> DIRECTIONS
Check each line of the data for "Clipim" and select those that have it.

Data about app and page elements

^^^^^^^^^^^^^^^^

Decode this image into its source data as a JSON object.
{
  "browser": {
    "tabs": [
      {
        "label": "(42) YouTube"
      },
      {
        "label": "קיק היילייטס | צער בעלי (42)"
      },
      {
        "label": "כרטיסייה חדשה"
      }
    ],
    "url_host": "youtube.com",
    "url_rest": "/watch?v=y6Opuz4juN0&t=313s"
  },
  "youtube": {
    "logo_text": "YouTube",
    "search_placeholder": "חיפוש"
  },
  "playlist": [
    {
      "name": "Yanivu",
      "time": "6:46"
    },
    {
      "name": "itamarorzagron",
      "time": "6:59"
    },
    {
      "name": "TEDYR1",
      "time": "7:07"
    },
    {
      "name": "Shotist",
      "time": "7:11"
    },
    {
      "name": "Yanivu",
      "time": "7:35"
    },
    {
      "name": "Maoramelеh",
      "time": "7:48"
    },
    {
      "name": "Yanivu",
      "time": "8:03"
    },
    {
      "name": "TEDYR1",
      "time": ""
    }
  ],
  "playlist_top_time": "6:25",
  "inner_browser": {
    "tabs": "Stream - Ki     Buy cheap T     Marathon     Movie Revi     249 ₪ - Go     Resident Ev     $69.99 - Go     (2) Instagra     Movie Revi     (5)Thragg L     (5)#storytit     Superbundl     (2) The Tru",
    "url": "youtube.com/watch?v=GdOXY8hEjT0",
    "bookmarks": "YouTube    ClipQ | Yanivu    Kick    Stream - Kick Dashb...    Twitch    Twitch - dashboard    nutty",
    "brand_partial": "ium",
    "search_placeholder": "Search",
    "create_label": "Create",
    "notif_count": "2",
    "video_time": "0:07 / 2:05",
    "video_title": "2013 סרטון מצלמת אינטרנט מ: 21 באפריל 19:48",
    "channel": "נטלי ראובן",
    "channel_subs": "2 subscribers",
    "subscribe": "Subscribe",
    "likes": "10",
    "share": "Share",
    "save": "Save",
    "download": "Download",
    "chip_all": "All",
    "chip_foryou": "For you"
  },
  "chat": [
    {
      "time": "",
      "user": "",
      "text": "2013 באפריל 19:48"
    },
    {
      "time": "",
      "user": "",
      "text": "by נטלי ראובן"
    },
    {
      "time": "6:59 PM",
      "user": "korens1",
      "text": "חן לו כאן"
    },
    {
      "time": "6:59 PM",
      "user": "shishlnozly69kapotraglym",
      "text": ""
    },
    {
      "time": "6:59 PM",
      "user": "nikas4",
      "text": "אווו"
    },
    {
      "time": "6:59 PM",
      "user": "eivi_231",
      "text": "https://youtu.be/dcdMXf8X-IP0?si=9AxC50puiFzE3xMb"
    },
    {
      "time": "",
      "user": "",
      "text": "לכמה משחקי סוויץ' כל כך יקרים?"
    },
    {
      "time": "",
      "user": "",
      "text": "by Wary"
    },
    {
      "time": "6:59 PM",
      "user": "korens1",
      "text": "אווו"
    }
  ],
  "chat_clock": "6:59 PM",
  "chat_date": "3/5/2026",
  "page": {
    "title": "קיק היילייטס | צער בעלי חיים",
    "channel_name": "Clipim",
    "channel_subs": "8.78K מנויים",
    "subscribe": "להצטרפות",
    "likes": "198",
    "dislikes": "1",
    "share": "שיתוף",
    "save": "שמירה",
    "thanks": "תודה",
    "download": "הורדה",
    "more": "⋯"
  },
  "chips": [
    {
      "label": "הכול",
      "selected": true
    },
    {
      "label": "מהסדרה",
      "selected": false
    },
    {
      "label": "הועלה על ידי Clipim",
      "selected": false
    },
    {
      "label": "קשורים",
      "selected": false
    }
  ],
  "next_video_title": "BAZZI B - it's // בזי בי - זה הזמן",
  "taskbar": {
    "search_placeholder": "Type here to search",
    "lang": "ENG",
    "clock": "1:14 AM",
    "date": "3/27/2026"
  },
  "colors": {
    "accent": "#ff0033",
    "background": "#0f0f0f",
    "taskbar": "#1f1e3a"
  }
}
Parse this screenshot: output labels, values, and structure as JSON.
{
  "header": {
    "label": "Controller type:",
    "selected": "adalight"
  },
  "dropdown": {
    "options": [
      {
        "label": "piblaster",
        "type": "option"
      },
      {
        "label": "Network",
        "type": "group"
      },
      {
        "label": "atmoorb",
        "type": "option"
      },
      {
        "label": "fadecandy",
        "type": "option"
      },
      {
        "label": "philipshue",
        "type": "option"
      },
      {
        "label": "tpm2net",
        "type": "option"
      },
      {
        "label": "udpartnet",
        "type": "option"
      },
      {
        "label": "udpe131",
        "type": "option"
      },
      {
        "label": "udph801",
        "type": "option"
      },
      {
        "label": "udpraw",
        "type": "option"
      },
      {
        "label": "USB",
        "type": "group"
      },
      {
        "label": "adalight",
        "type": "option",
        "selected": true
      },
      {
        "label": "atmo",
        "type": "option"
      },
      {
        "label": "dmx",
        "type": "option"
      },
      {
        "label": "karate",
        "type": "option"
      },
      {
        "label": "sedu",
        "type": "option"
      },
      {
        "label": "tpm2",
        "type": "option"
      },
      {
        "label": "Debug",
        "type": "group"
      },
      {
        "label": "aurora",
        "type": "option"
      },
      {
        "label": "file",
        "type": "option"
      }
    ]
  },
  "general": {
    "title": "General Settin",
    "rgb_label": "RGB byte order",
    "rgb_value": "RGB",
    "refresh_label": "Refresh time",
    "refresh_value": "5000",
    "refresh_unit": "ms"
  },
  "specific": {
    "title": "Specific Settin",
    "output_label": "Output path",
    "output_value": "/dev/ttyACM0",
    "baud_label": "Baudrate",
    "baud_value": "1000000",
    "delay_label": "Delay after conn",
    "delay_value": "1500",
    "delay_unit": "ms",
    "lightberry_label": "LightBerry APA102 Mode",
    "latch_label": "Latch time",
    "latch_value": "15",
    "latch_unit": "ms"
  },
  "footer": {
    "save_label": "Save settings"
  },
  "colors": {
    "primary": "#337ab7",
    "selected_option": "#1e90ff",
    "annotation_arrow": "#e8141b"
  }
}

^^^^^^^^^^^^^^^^

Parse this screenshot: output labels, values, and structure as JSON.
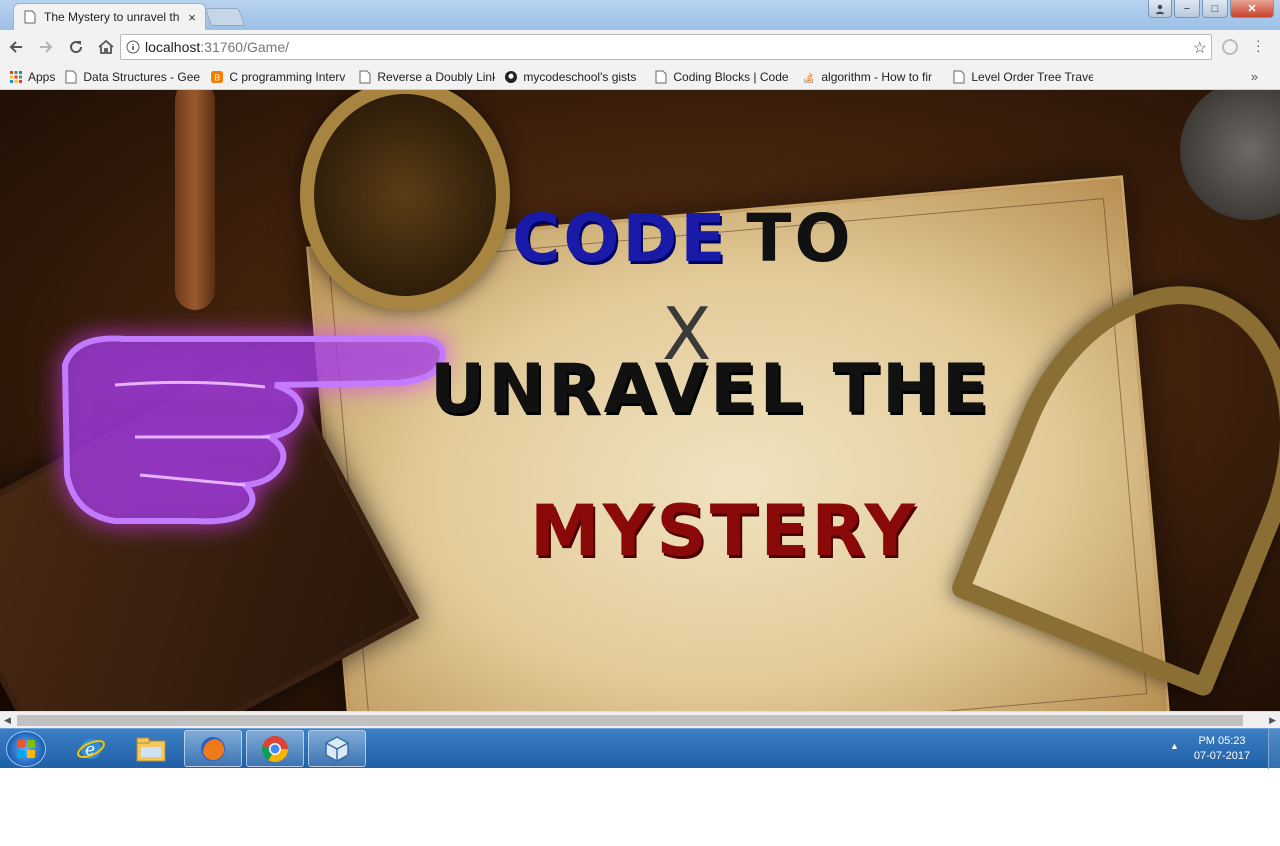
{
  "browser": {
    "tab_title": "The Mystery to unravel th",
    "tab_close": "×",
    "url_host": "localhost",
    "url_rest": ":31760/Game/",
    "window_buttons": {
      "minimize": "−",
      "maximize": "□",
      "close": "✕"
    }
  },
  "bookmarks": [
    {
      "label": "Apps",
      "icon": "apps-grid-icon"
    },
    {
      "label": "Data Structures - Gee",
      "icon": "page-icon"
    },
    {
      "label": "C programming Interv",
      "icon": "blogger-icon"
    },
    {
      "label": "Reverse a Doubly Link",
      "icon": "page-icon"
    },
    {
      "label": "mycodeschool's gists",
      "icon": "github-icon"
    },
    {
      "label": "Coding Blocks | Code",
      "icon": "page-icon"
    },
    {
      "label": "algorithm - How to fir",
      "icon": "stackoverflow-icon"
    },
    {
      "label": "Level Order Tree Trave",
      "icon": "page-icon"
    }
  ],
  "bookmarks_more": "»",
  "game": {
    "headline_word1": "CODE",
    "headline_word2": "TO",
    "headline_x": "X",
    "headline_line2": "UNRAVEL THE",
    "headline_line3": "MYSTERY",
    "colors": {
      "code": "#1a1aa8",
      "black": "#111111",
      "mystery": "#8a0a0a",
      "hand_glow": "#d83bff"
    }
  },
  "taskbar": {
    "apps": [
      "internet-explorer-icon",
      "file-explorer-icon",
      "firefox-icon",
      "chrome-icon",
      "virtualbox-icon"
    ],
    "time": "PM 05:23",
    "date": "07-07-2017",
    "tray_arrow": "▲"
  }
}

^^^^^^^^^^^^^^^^

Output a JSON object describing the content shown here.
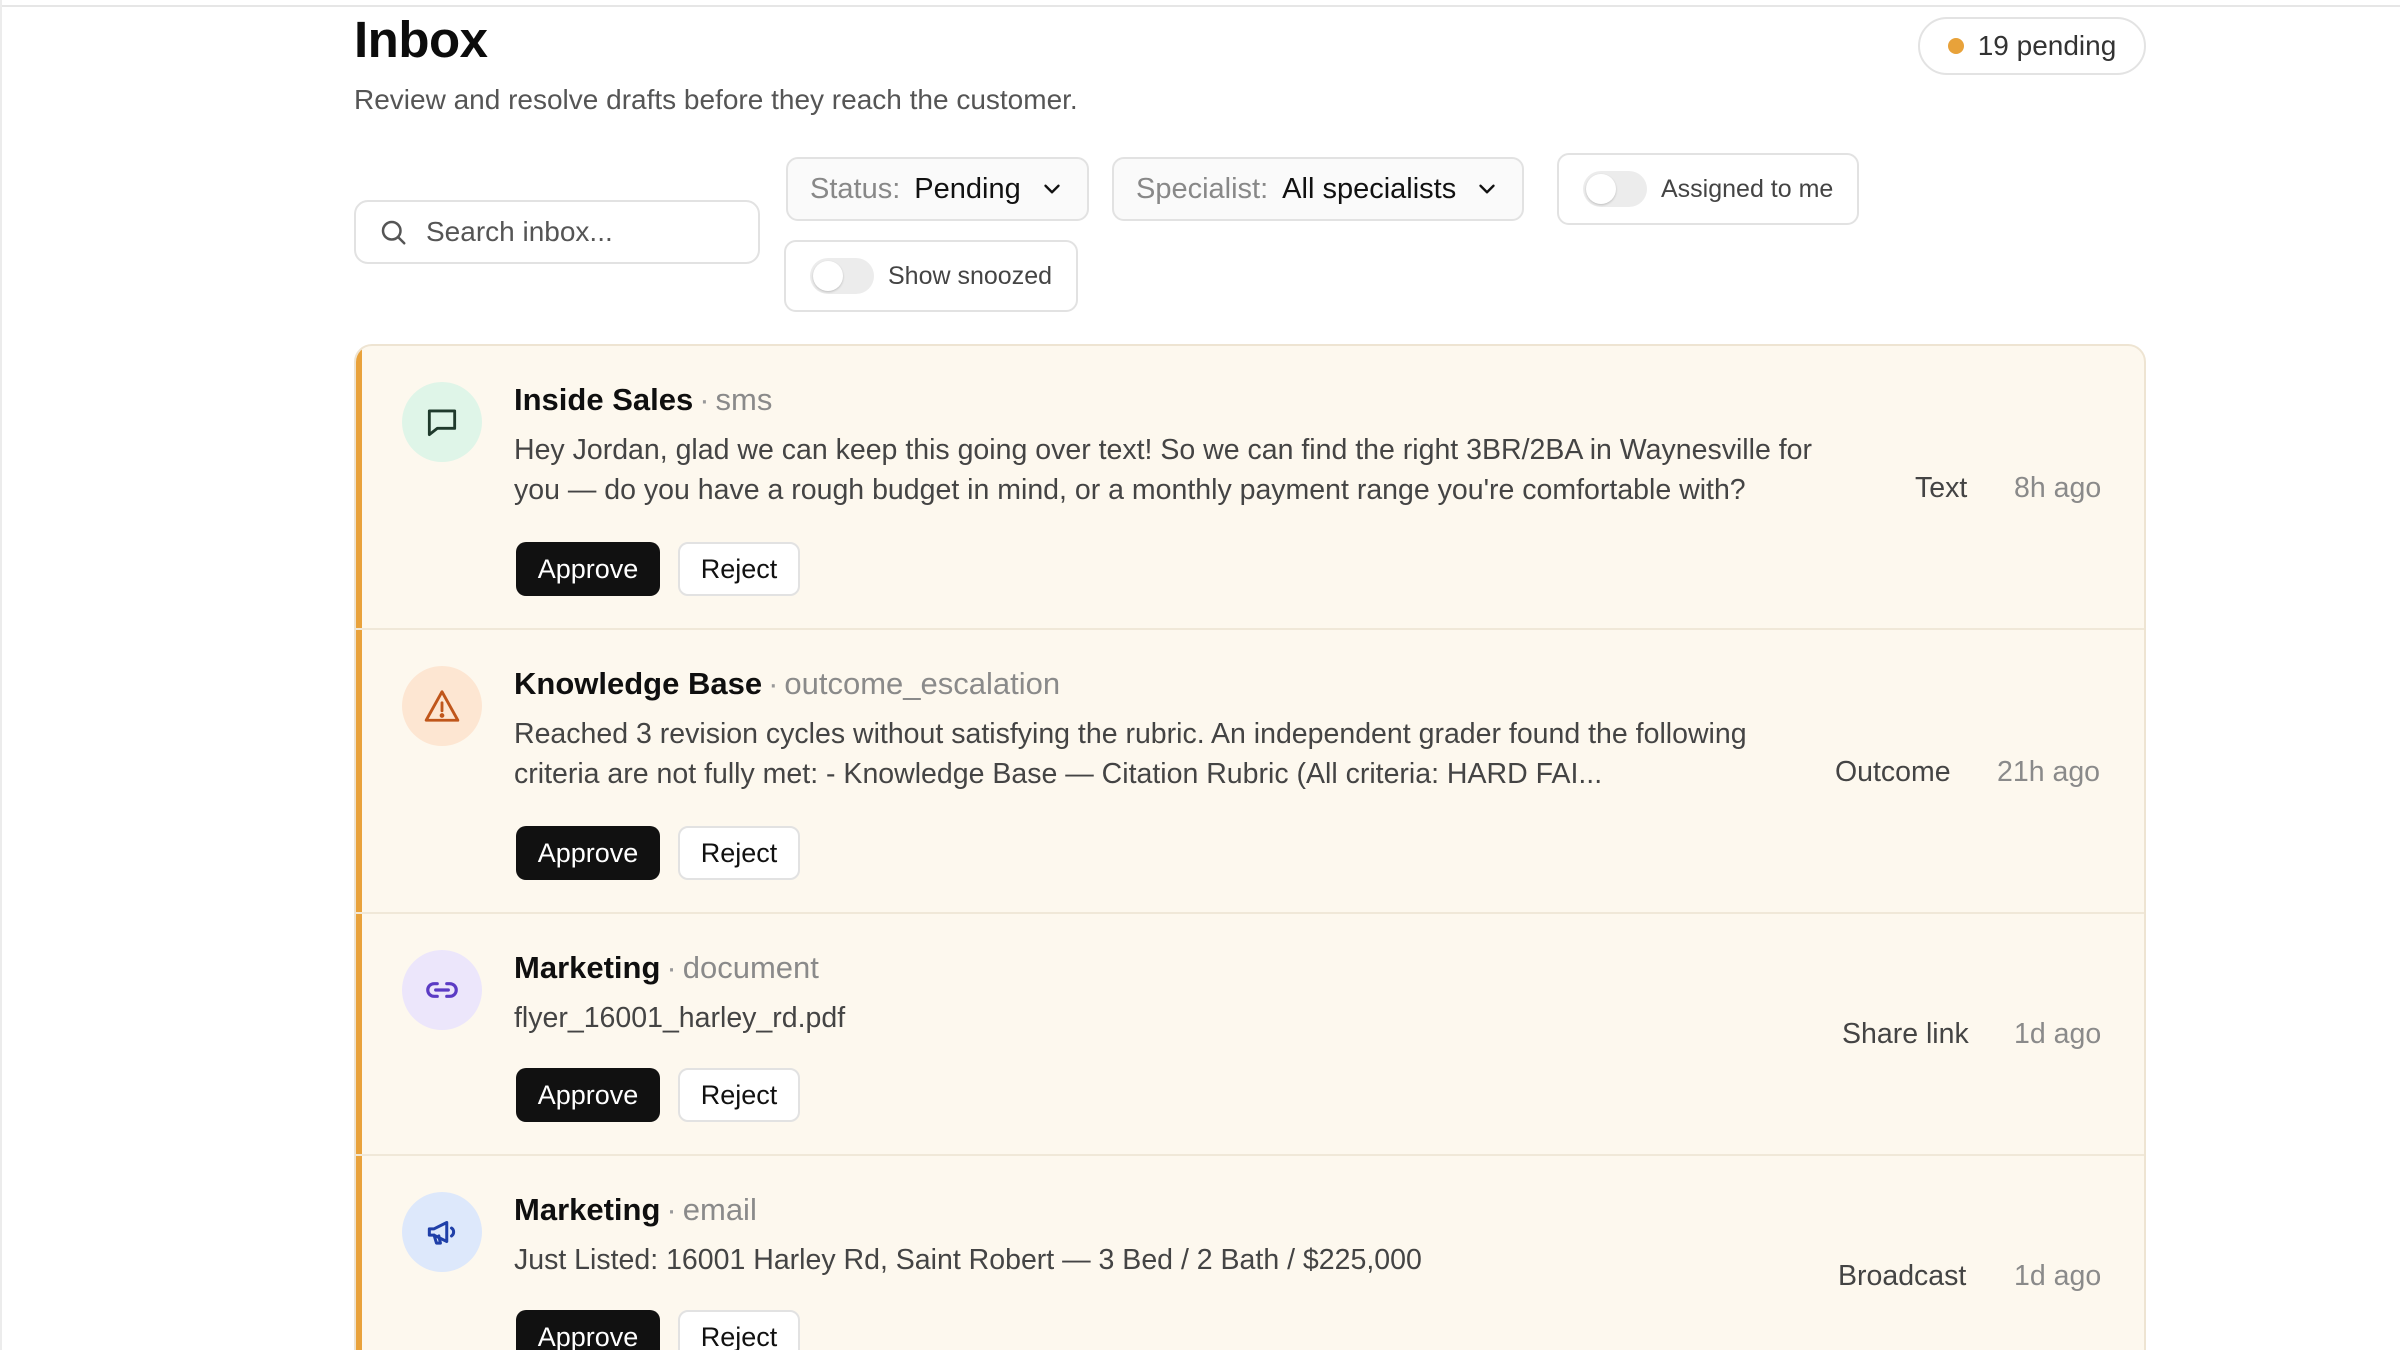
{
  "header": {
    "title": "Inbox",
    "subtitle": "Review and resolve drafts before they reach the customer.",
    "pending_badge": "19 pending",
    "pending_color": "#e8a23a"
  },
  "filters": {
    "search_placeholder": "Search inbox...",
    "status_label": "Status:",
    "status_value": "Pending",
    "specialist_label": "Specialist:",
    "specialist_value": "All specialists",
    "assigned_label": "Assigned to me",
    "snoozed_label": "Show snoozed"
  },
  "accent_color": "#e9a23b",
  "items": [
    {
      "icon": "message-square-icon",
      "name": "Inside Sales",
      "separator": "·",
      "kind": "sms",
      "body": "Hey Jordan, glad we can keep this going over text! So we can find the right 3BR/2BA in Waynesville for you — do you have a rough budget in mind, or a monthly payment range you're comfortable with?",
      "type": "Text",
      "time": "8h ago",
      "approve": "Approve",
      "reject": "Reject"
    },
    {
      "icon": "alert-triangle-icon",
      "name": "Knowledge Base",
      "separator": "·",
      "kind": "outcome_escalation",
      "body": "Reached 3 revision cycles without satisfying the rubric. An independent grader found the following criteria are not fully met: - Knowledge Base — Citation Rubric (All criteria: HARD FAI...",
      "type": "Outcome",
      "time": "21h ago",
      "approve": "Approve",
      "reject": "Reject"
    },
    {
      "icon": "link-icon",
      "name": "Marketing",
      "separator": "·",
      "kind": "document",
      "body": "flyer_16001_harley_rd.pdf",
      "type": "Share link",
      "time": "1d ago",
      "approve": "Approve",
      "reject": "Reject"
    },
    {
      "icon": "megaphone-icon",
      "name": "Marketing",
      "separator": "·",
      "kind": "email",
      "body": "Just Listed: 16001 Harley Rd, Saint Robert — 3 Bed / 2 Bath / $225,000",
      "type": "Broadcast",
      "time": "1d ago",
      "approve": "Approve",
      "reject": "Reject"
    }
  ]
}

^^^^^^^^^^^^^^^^

> WRITTEN RESPONSE
    "channel_name": "Clipim",
      "label": "הועלה על ידי Clipim",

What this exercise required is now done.